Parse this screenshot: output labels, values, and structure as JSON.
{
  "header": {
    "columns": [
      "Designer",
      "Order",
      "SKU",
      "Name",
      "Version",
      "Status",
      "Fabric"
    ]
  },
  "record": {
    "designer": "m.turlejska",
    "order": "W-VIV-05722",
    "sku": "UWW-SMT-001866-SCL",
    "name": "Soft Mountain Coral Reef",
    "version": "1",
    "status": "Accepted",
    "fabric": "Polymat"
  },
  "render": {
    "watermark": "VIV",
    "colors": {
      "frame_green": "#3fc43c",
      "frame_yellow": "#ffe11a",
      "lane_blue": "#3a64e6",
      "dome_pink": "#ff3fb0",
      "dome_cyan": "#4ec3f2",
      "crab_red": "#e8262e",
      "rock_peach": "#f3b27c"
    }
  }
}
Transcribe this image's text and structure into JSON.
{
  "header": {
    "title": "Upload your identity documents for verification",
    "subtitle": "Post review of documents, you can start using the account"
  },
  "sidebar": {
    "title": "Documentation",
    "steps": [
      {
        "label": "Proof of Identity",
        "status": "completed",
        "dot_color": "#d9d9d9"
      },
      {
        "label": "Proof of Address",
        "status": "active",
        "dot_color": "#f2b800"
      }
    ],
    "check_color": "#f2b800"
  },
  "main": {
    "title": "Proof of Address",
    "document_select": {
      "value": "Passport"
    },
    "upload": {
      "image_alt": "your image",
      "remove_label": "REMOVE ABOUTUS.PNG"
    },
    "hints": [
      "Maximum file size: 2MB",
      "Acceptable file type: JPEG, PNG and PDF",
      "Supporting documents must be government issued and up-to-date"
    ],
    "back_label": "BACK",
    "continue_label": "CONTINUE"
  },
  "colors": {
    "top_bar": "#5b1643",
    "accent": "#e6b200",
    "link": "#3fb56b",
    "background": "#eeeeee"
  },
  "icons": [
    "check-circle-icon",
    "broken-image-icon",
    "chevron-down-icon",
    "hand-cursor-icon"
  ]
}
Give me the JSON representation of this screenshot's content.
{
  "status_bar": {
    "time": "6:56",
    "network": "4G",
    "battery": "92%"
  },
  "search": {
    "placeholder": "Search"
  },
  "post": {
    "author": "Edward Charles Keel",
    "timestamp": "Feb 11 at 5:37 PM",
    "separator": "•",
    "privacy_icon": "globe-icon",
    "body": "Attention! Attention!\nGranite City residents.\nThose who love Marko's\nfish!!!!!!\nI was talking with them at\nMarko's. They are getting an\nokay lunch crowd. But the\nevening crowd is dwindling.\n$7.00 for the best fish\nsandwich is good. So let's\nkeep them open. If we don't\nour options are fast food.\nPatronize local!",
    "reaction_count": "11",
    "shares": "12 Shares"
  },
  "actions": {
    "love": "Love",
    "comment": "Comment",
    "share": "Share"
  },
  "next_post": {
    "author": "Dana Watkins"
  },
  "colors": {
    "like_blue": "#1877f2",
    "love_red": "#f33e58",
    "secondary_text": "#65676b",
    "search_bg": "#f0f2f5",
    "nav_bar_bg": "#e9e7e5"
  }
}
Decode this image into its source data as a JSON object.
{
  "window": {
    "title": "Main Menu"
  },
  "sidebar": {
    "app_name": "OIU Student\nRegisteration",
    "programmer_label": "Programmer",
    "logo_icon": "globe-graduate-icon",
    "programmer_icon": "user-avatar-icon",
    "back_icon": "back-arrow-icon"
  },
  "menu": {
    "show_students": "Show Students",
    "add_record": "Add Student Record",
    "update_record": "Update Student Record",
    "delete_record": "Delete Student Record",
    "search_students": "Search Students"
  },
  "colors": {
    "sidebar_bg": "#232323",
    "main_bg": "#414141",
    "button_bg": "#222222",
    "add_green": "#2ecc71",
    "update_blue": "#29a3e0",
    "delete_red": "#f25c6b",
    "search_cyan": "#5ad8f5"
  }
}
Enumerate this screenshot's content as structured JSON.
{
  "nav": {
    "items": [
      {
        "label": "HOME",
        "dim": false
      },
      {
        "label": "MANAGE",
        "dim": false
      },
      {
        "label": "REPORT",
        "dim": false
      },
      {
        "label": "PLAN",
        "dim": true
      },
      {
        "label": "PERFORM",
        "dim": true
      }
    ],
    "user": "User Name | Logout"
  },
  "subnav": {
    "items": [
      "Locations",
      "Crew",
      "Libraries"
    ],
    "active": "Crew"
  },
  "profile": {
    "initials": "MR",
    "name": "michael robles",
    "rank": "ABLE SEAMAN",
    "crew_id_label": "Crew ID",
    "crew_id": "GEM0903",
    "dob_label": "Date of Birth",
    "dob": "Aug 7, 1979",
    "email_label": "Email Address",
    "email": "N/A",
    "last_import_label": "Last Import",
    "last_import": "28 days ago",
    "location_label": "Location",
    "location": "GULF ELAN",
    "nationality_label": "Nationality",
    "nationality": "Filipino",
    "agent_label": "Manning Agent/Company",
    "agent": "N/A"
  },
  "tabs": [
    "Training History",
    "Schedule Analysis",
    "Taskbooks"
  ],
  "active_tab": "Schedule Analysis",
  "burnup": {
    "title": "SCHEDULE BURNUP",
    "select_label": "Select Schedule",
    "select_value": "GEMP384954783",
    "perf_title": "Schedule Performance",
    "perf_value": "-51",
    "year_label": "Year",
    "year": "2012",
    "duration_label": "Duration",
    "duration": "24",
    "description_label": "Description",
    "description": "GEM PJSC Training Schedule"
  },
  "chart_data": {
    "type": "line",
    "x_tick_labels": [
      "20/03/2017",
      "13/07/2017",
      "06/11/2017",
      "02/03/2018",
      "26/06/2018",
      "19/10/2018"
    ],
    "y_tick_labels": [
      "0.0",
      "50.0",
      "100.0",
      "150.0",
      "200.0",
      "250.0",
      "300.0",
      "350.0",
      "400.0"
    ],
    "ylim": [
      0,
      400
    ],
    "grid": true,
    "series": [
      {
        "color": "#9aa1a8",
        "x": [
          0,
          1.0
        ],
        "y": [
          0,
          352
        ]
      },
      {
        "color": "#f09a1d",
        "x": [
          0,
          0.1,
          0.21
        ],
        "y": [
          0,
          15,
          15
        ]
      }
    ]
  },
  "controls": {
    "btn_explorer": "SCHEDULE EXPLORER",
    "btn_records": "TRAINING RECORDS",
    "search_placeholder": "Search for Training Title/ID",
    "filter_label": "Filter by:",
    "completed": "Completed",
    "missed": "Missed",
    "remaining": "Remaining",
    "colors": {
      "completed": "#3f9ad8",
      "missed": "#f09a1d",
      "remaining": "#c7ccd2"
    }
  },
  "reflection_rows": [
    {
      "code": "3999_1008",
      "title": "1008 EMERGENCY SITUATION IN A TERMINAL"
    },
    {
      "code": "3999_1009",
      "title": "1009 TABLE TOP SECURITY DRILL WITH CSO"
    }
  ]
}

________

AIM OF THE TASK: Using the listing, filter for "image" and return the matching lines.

ANSWER SECTION:
Transcribe this image's text and structure into JSON.
      "image_alt": "your image",
    "broken-image-icon",
Decode this image into its source data as a JSON object.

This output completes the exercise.